Here’s a voice-over recording session that you don’t see everyday, (if ever):
Voice-over talent call sheet:
1 opera singer
1 human beatbox
1 monk-ish chant singer
Greg saw the above line-up for a recent radio session with Minneapolis advertising agency, OLSON , and, as the saying goes, he was “hooked at hello”. This was either the makings of an old Monty Python sketch or a bad punch line from Studio 60.
John Mason – P.A. man extraordinaire for the NBA’s Detroit Pistons
Thankfully, it was neither of them. Here’s the deal…..
Scott Dahl, Associate Creative Director, showed up to pilot the conceptual ship that he and Creative Director Tom Fugleberg had concocted for their client, the NBA’s Detroit Pistons. The common thread running through these unique radio spots is Pistons P.A. man John Mason’s signature call of “DEEE-TROIT BASKETBALL.” According to Craig Turnbull, VP of brand management for Palace Sports & Entertainment, who was here at Babble-On Recording for the session, “If you’ve been to a Pistons game, watched one on TV, or even heard one on the radio, you’ve heard our P.A. guy, John Mason, start the sing-song, interactive cheer when an opponent turns the ball over. It used to be that he (Mason) had to say the entire cheer. But now all he has to say is, ‘DEEE’ and the fans finish it.”

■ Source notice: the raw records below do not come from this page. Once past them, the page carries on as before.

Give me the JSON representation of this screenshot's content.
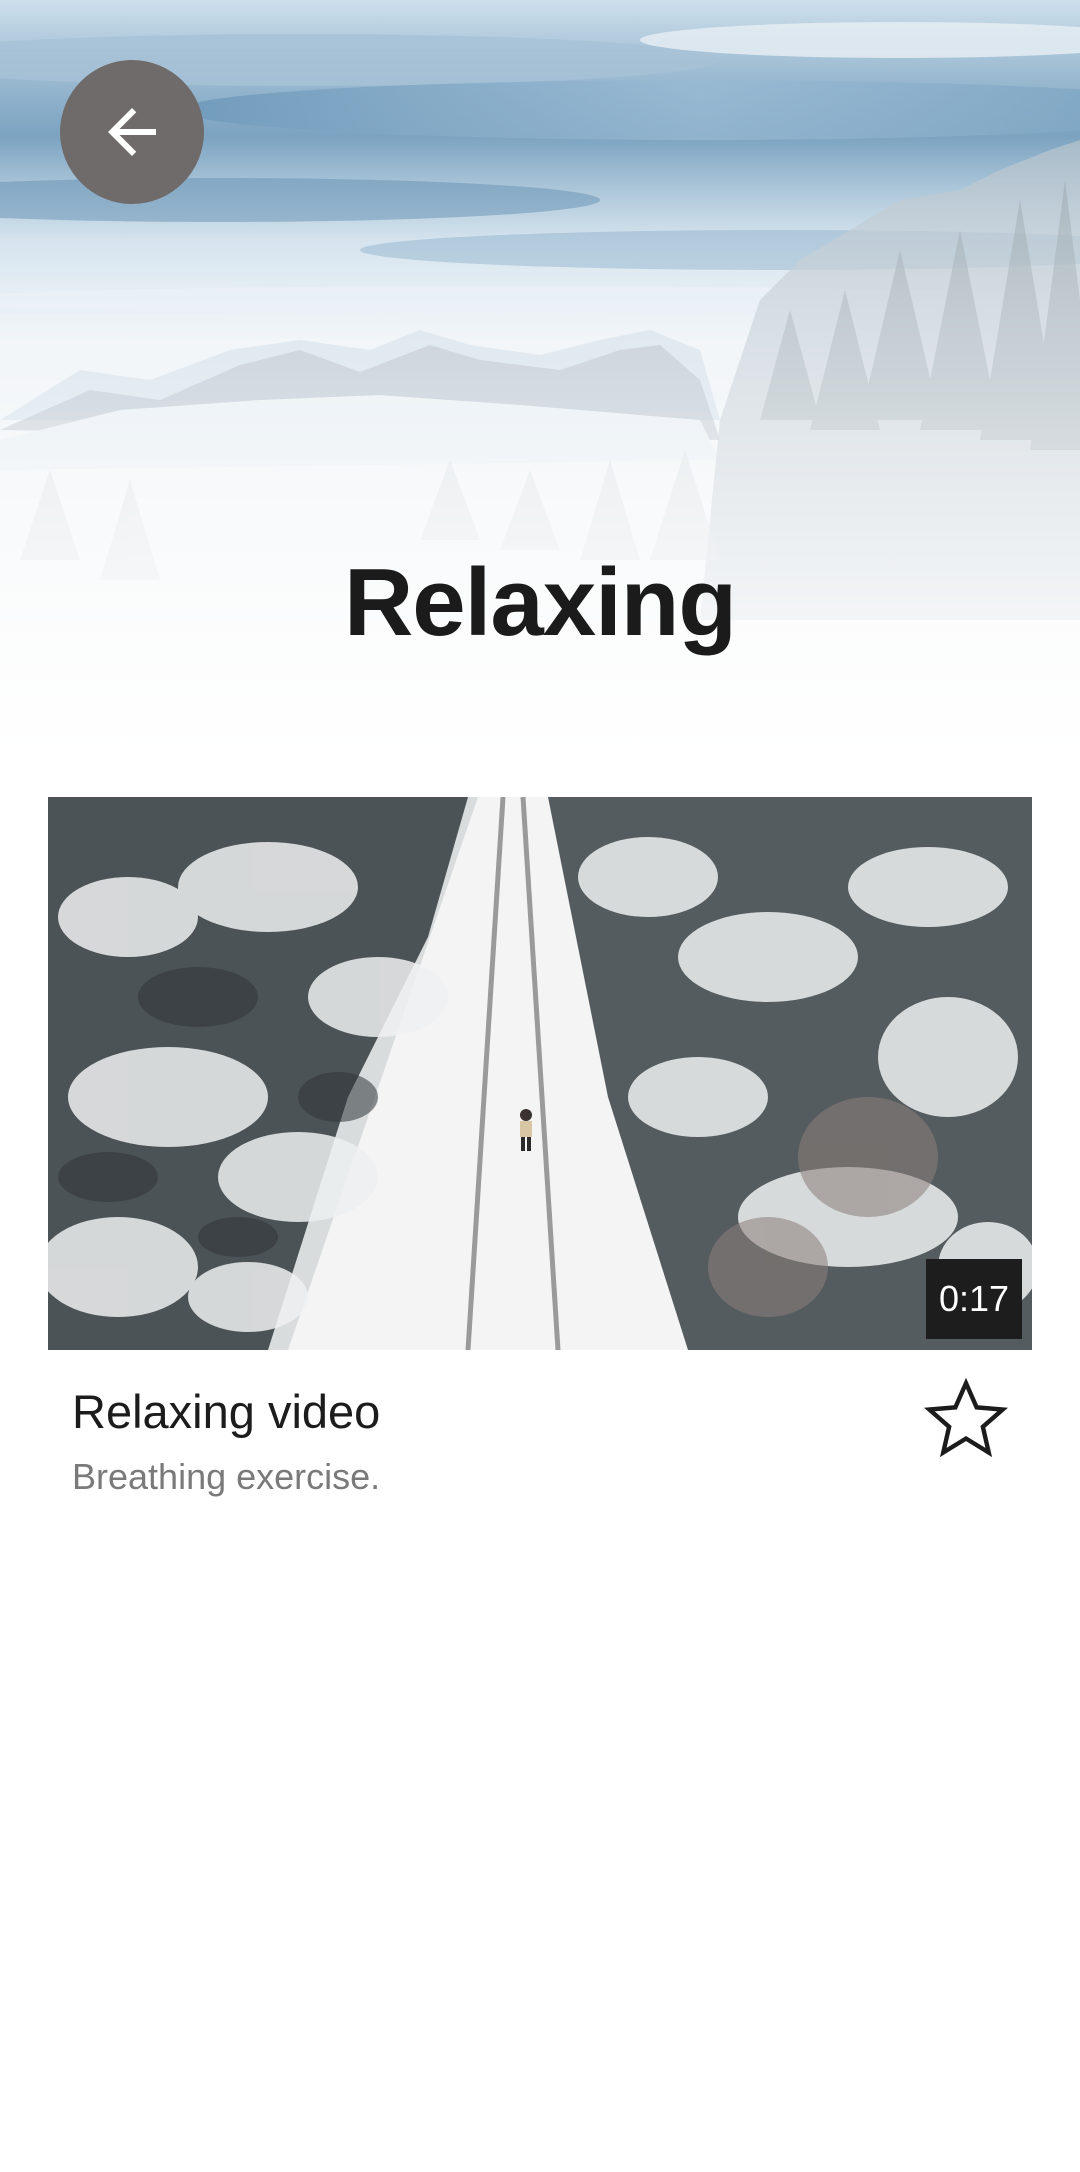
{
  "header": {
    "title": "Relaxing",
    "back_icon": "arrow-left-icon"
  },
  "video": {
    "title": "Relaxing video",
    "subtitle": "Breathing exercise.",
    "duration": "0:17",
    "favorite_icon": "star-outline-icon"
  },
  "colors": {
    "back_button_bg": "#6f6b6a",
    "duration_badge_bg": "#1d1d1d",
    "title_text": "#1b1b1b",
    "subtitle_text": "#7a7a7a"
  }
}
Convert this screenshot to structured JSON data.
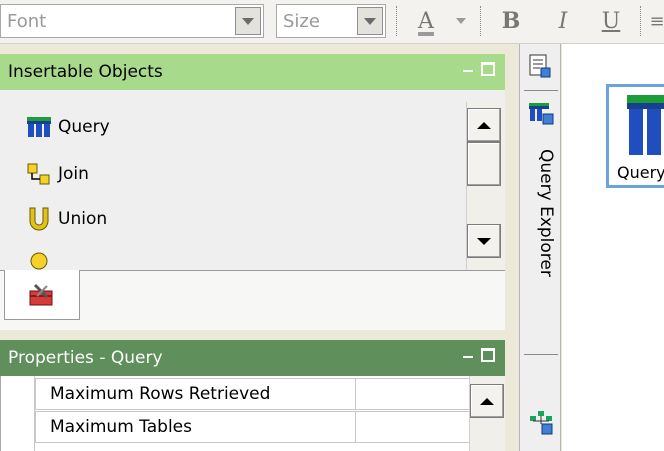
{
  "toolbar": {
    "font_placeholder": "Font",
    "size_placeholder": "Size",
    "font_color_label": "A",
    "bold_label": "B",
    "italic_label": "I",
    "underline_label": "U"
  },
  "insertable_objects": {
    "title": "Insertable Objects",
    "items": [
      {
        "label": "Query",
        "icon": "query-icon"
      },
      {
        "label": "Join",
        "icon": "join-icon"
      },
      {
        "label": "Union",
        "icon": "union-icon"
      }
    ]
  },
  "properties": {
    "title": "Properties - Query",
    "rows": [
      {
        "name": "Maximum Rows Retrieved",
        "value": ""
      },
      {
        "name": "Maximum Tables",
        "value": ""
      }
    ]
  },
  "side_tabs": {
    "query_explorer_label": "Query Explorer"
  },
  "canvas": {
    "node_label": "Query"
  },
  "colors": {
    "insertable_header": "#a8da8c",
    "properties_header": "#5f8f5a",
    "selection_border": "#6aa3dd"
  }
}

Says Dahl, “It’s not often you’re handed such a wonderful mnemonic to work with. So we (OLSON) decided it would make great radio and TV to highlight many different interpretations of a call that’s gone mainstream in Michigan.”
Clearly, making great radio is as grueling n’ bloody as making sausage – (we had Scott fill all the casings)
It’s a great concept that applies itself well to lots of scenarios (including the Pistons TV spots that are also part of the campaign), and Scott Dahl, at least, looks forward to the snowballing that he feels will likely occur as fans in Detroit get in on it. “Once in a while, you’re blessed with a concept that truly connects with the audience. This is one of those concepts. So my hope is that the campaign lives on and on. When you think about it, there are endless interpretations of the call. And I’m sure it’s only a matter of time before fans take it upon themselves to share their own particular version of it. Initially, we presented a fully integrated campaign that included a feature online that allowed fans to customize and submit their own rendition of the call. Although that hasn’t been fully realized yet, I think this year’s direction has the potential to go viral. In fact, I bet my coveted Swingline stapler that we’ll see a fan’s version of the call on YouTube soon.”
Of working on radio commercials in general, Dahl says “I love waking up on radio day. It means a good lunch, great company and best of all, instant gratification. With radio, you can hear your idea come to life in just a few short hours. TV, print, web, etc.—it often takes weeks to feel that rush. As for the success of the spots,… the campaign just launched, so we’ll just have to wait and see what the fans think. But what we’ve heard so far, at least anecdotally, is fantastic.”